"…By what stretch of arrogance do you think a life form that looks like you is more important than a life form that doesn’t?”Joel Salatin

Nothing is more beneficial to your wellbeing than to look for and acknowledge those parts of everyday life that you enjoy.

"If you are happy where you are now, why does it matter how painful it was to get there?" -- Abraham

"It is no bad thing to celebrate a simple life." -- Bilbo Baggins a.k.a. The Hobbit by JRR Tolkien

"And forget not that the earth delights to feel your bare feet, and the winds long to play in your hair." -- Kahill Gibran

“And forget not

Tuesday, September 18, 2012

New Poets in My Life

Sitting out here on the patio, enjoying the thunder, lightening and rain a few mornings back, I was reminded of a poem I read when I was a child, "I Saw God Wash the World Last Night".  I looked it up in the old, old book of poetry my mother gave me, "Best Loved Poems of the American People" and read it again.

In 1980, Mama gave me my own leather bound copy of "101 Famous Poems". Together, we had worn out the volume she had when I was young, so she gave me a new one.

Mama loved to read and write.  She wrote short stories, some of which I still have copies.  She wrote poetry, one of which was published in the Texas Public Employee Association Magazine.  She wrote a beautiful, heartfelt poem when my sister's husband was killed at the age of 26.

Mama read to us before we were old enough to read, "Miss PiggleWiggle's Magic," "No Children No Pets" among many others.

She led my sister, Peggy, and me to share her love of words.

Listening to my writer friends talk about the books they read as kids, I wondered "Why have I not read those books?" such as "A Wrinkle in Time", the Nancy Drew mysteries etc.  And the answer came to me one day, " because I was reading poetry."

My dad usually worked the 2nd shift at a bowling alley so evenings were quiet around our house.  Peggy had more friends to run around with than I did, so Mama would sit with me and we'd read to one another, the poems we liked best.  As I grew older, she'd have me read her favorites myself, then we would talk about the meaning often hidden deep in the poet's lines.

Looking back, it seems we lost our poetry connection when boys became more interesting to me than anything else, and Mama and I never re-established it.  Maybe more than losing the connection, it just shifted to books, kids and day to day problems.

Mama's been gone a long time now and suddenly I have new poets in my life, Monica McCawley, Gail Wisdom and Deborah Kegley.  Though all these women are poets, they are as different as night and day.

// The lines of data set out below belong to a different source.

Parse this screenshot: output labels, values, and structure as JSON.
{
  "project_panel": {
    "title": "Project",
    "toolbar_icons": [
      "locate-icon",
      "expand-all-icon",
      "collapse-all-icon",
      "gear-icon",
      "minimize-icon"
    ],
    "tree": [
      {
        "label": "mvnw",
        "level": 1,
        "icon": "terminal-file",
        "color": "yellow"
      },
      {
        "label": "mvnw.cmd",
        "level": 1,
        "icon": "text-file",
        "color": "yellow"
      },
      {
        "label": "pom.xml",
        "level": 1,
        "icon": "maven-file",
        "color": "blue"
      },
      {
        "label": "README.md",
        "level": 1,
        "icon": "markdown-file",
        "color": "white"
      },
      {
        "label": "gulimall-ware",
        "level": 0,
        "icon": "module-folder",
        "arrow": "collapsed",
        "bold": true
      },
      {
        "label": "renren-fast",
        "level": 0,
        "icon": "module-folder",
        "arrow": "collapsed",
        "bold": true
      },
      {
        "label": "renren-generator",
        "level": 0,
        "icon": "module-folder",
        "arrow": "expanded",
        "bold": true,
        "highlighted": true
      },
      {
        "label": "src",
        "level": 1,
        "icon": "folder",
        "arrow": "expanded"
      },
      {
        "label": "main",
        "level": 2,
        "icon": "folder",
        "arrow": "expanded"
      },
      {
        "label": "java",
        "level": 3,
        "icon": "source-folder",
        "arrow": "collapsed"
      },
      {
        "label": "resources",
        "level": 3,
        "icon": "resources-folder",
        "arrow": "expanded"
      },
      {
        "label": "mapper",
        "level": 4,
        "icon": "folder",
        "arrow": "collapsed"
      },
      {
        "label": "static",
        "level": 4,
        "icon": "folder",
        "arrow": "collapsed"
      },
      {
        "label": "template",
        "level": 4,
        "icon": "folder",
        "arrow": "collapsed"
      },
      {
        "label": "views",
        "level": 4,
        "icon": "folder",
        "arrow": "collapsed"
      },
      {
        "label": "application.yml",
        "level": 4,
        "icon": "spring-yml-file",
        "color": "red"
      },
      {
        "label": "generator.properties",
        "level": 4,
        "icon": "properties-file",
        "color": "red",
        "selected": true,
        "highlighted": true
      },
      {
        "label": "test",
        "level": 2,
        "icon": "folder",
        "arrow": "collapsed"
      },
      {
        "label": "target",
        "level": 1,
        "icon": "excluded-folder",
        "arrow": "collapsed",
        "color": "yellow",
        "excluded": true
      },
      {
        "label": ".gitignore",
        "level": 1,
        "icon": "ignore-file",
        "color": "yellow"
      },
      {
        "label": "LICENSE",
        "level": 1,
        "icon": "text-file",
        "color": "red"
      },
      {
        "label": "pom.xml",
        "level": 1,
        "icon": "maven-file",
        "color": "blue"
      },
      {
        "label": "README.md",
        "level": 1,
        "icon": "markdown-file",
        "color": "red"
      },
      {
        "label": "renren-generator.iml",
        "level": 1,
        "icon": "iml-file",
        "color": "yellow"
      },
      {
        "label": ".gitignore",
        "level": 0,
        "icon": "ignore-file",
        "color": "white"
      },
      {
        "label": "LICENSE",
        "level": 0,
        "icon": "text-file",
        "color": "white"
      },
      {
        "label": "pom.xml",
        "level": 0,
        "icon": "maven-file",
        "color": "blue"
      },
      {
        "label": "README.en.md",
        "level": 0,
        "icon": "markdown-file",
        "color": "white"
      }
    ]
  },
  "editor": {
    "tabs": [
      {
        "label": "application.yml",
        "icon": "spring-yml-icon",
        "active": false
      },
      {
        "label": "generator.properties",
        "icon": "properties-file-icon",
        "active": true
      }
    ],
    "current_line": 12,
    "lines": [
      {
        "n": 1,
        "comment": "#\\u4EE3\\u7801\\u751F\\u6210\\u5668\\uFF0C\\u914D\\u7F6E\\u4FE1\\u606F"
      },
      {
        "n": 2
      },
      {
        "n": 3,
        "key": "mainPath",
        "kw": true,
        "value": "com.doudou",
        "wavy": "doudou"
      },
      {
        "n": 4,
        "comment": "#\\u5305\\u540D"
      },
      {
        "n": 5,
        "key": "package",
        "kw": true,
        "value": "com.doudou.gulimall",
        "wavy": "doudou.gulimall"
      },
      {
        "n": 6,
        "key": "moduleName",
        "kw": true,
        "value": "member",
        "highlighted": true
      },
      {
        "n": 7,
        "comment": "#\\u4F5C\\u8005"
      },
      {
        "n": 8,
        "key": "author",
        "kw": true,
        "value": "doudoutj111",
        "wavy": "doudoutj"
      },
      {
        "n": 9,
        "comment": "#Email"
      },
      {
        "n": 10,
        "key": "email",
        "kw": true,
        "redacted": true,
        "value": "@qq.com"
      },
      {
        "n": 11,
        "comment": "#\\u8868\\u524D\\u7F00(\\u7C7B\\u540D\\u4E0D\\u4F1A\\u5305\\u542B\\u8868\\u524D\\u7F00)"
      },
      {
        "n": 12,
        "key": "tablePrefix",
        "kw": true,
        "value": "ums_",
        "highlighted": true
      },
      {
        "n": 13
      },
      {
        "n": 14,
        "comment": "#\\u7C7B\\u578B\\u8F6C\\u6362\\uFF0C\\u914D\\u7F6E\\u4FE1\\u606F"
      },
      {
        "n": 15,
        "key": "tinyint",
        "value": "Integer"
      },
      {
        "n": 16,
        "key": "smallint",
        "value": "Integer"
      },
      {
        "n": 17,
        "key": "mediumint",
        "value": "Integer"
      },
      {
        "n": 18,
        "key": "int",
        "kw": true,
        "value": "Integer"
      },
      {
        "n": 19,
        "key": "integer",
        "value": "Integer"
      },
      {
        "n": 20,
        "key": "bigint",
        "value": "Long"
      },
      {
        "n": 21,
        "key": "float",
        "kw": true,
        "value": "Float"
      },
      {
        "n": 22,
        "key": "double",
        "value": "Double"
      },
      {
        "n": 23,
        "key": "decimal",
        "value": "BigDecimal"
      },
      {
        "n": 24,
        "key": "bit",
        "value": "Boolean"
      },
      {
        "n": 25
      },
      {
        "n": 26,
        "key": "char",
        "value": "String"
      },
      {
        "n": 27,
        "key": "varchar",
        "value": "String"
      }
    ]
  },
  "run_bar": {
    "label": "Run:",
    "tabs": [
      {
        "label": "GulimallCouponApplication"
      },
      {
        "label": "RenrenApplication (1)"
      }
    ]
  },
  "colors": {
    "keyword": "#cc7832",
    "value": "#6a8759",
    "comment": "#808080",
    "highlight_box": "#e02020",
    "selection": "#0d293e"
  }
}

Monica writes what she calls, "Poetry Portraits" for special occasions -- or no occasion at all.  She has the customer fill out a questionaire and from the information on that form, she writes a beautiful, completely personal poem.  Along with a photo supplied by the customer, she prints the poem and frames it.

I ordered a Poetry Portrait from Monica for my husband on our last Valentine's Day.  In a nutshell, she captured our forty five years together perfectly.  With tears in his  eyes, Ronnie told me "That's the best gift you have ever given me."

I can't remember now exactly what the questions were on the form, but I do remember wondering what in the world Monica would do with the snippets I gave her.  I didn't expect much.  Was I ever surprised!

As if Gail Wisdom was here in Wichita Falls on Tuesday, April 10, 1979, she captured, in free style poetry, the terror, the horror and the hope of that day of devastating tornadoes, which she only experienced from looking through photographs of before and after.  Her poem "Terrible Tuesday" will be published in the upcoming edition of the Wichita Falls Literature and Art Review.  Congratulations, Gail!  I am so proud of you!

Deborah Kegley writes the deep, thought provoking poetry much like that I read and discussed with my mother.  I don't write poetry, so I have no idea what makes poets "tic", how they handle inspiration so that it ends up in the form that it does, but I know there is something magical about the creation of poetry.

Deborah found inspiration in an unusual "fortune cookie" which said something similar to, "for true love, dip a red rose in gold."  She wrote two poems.  In each poem, she makes reference to the gold covered rose -- but in two different ways.  One poem left me feeling alarmed, the other made me feel sad.

 I'm looking forward to hearing more of Deborah's poetry.

Tomorrow night, I will attend the "Evening Interlude at the Forum".  We will have snacks and wine and hear James Hoggard, Antuan Simmons, Sheri Sutton and Steven Schroeder read their poetry. Kenny Hada will play his guitar.

I didn't realize how much I missed the poetry until it starting coming back into my life. I picked up "101 Famous Poems" yesterday and began to read Renassaince, by Edna St. Vincent Millay and suddenly, I felt like was back in our living room on Buchanan Street --  reading with my mother.